■ Activity: Produce all the records again exactly as they stand.

++++++

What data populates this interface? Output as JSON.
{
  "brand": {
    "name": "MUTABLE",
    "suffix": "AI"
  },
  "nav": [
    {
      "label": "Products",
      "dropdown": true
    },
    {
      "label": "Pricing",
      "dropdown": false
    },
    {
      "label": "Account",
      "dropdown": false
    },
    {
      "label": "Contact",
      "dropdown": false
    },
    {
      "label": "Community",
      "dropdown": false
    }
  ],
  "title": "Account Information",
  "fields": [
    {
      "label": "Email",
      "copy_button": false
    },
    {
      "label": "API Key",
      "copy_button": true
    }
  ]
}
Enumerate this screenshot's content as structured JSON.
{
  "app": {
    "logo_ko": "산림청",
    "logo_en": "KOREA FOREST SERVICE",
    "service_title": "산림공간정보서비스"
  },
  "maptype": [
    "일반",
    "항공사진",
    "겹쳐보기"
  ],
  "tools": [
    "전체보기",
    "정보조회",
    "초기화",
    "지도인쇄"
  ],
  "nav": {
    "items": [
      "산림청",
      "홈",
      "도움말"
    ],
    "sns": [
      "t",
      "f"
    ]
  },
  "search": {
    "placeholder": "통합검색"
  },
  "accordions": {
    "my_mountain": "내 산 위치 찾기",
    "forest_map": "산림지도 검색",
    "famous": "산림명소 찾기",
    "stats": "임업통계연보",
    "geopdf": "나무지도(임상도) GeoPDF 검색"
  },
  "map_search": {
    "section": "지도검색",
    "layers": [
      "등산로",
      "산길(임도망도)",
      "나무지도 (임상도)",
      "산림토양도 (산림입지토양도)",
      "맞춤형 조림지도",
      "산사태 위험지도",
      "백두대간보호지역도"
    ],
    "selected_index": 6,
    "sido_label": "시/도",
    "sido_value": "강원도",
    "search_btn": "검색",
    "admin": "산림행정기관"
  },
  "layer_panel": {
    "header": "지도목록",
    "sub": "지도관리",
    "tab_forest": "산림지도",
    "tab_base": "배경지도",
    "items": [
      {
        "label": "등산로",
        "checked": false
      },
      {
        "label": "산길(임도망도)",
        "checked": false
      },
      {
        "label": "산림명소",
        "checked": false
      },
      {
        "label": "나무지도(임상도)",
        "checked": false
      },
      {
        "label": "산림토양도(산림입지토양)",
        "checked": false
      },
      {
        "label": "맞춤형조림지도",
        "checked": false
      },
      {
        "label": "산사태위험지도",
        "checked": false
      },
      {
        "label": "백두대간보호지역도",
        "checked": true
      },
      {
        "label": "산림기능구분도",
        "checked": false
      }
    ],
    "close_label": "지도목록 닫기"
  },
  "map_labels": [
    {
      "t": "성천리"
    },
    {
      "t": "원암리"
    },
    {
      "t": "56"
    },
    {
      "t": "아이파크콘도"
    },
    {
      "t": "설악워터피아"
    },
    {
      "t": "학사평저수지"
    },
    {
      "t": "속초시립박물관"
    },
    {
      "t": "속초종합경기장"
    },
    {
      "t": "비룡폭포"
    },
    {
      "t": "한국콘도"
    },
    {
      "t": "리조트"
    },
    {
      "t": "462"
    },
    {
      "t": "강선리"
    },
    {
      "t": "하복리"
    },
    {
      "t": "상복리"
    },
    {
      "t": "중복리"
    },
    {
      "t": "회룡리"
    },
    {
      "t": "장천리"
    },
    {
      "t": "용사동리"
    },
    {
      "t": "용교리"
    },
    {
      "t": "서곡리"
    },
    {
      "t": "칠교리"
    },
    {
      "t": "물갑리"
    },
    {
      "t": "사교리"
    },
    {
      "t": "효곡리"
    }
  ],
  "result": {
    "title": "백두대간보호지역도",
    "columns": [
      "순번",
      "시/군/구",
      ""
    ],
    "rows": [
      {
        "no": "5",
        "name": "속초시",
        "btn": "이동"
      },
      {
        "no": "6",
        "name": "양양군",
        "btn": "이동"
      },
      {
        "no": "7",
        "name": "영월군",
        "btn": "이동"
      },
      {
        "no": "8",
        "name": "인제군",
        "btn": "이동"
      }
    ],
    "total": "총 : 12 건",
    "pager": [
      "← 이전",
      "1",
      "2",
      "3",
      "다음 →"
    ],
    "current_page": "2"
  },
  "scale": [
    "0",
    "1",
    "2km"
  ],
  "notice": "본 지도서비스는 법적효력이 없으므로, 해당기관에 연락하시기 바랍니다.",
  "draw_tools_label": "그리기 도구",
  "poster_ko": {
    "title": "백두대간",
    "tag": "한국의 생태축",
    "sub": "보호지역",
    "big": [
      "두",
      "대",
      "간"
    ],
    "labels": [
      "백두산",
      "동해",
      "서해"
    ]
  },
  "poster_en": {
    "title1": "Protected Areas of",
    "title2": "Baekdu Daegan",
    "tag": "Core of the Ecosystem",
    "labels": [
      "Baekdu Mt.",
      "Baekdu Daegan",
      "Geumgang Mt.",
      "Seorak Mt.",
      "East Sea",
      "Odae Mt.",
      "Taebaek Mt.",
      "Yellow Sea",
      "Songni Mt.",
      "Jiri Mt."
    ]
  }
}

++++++

■ Solution to the problem:
What data populates this interface? Output as JSON.
{
  "brand": {
    "name": "MUTABLE",
    "suffix": "AI"
  },
  "nav": [
    {
      "label": "Products",
      "dropdown": true
    },
    {
      "label": "Pricing",
      "dropdown": false
    },
    {
      "label": "Account",
      "dropdown": false
    },
    {
      "label": "Contact",
      "dropdown": false
    },
    {
      "label": "Community",
      "dropdown": false
    }
  ],
  "title": "Account Information",
  "fields": [
    {
      "label": "Email",
      "copy_button": false
    },
    {
      "label": "API Key",
      "copy_button": true
    }
  ]
}
Enumerate this screenshot's content as structured JSON.
{
  "app": {
    "logo_ko": "산림청",
    "logo_en": "KOREA FOREST SERVICE",
    "service_title": "산림공간정보서비스"
  },
  "maptype": [
    "일반",
    "항공사진",
    "겹쳐보기"
  ],
  "tools": [
    "전체보기",
    "정보조회",
    "초기화",
    "지도인쇄"
  ],
  "nav": {
    "items": [
      "산림청",
      "홈",
      "도움말"
    ],
    "sns": [
      "t",
      "f"
    ]
  },
  "search": {
    "placeholder": "통합검색"
  },
  "accordions": {
    "my_mountain": "내 산 위치 찾기",
    "forest_map": "산림지도 검색",
    "famous": "산림명소 찾기",
    "stats": "임업통계연보",
    "geopdf": "나무지도(임상도) GeoPDF 검색"
  },
  "map_search": {
    "section": "지도검색",
    "layers": [
      "등산로",
      "산길(임도망도)",
      "나무지도 (임상도)",
      "산림토양도 (산림입지토양도)",
      "맞춤형 조림지도",
      "산사태 위험지도",
      "백두대간보호지역도"
    ],
    "selected_index": 6,
    "sido_label": "시/도",
    "sido_value": "강원도",
    "search_btn": "검색",
    "admin": "산림행정기관"
  },
  "layer_panel": {
    "header": "지도목록",
    "sub": "지도관리",
    "tab_forest": "산림지도",
    "tab_base": "배경지도",
    "items": [
      {
        "label": "등산로",
        "checked": false
      },
      {
        "label": "산길(임도망도)",
        "checked": false
      },
      {
        "label": "산림명소",
        "checked": false
      },
      {
        "label": "나무지도(임상도)",
        "checked": false
      },
      {
        "label": "산림토양도(산림입지토양)",
        "checked": false
      },
      {
        "label": "맞춤형조림지도",
        "checked": false
      },
      {
        "label": "산사태위험지도",
        "checked": false
      },
      {
        "label": "백두대간보호지역도",
        "checked": true
      },
      {
        "label": "산림기능구분도",
        "checked": false
      }
    ],
    "close_label": "지도목록 닫기"
  },
  "map_labels": [
    {
      "t": "성천리"
    },
    {
      "t": "원암리"
    },
    {
      "t": "56"
    },
    {
      "t": "아이파크콘도"
    },
    {
      "t": "설악워터피아"
    },
    {
      "t": "학사평저수지"
    },
    {
      "t": "속초시립박물관"
    },
    {
      "t": "속초종합경기장"
    },
    {
      "t": "비룡폭포"
    },
    {
      "t": "한국콘도"
    },
    {
      "t": "리조트"
    },
    {
      "t": "462"
    },
    {
      "t": "강선리"
    },
    {
      "t": "하복리"
    },
    {
      "t": "상복리"
    },
    {
      "t": "중복리"
    },
    {
      "t": "회룡리"
    },
    {
      "t": "장천리"
    },
    {
      "t": "용사동리"
    },
    {
      "t": "용교리"
    },
    {
      "t": "서곡리"
    },
    {
      "t": "칠교리"
    },
    {
      "t": "물갑리"
    },
    {
      "t": "사교리"
    },
    {
      "t": "효곡리"
    }
  ],
  "result": {
    "title": "백두대간보호지역도",
    "columns": [
      "순번",
      "시/군/구",
      ""
    ],
    "rows": [
      {
        "no": "5",
        "name": "속초시",
        "btn": "이동"
      },
      {
        "no": "6",
        "name": "양양군",
        "btn": "이동"
      },
      {
        "no": "7",
        "name": "영월군",
        "btn": "이동"
      },
      {
        "no": "8",
        "name": "인제군",
        "btn": "이동"
      }
    ],
    "total": "총 : 12 건",
    "pager": [
      "← 이전",
      "1",
      "2",
      "3",
      "다음 →"
    ],
    "current_page": "2"
  },
  "scale": [
    "0",
    "1",
    "2km"
  ],
  "notice": "본 지도서비스는 법적효력이 없으므로, 해당기관에 연락하시기 바랍니다.",
  "draw_tools_label": "그리기 도구",
  "poster_ko": {
    "title": "백두대간",
    "tag": "한국의 생태축",
    "sub": "보호지역",
    "big": [
      "두",
      "대",
      "간"
    ],
    "labels": [
      "백두산",
      "동해",
      "서해"
    ]
  },
  "poster_en": {
    "title1": "Protected Areas of",
    "title2": "Baekdu Daegan",
    "tag": "Core of the Ecosystem",
    "labels": [
      "Baekdu Mt.",
      "Baekdu Daegan",
      "Geumgang Mt.",
      "Seorak Mt.",
      "East Sea",
      "Odae Mt.",
      "Taebaek Mt.",
      "Yellow Sea",
      "Songni Mt.",
      "Jiri Mt."
    ]
  }
}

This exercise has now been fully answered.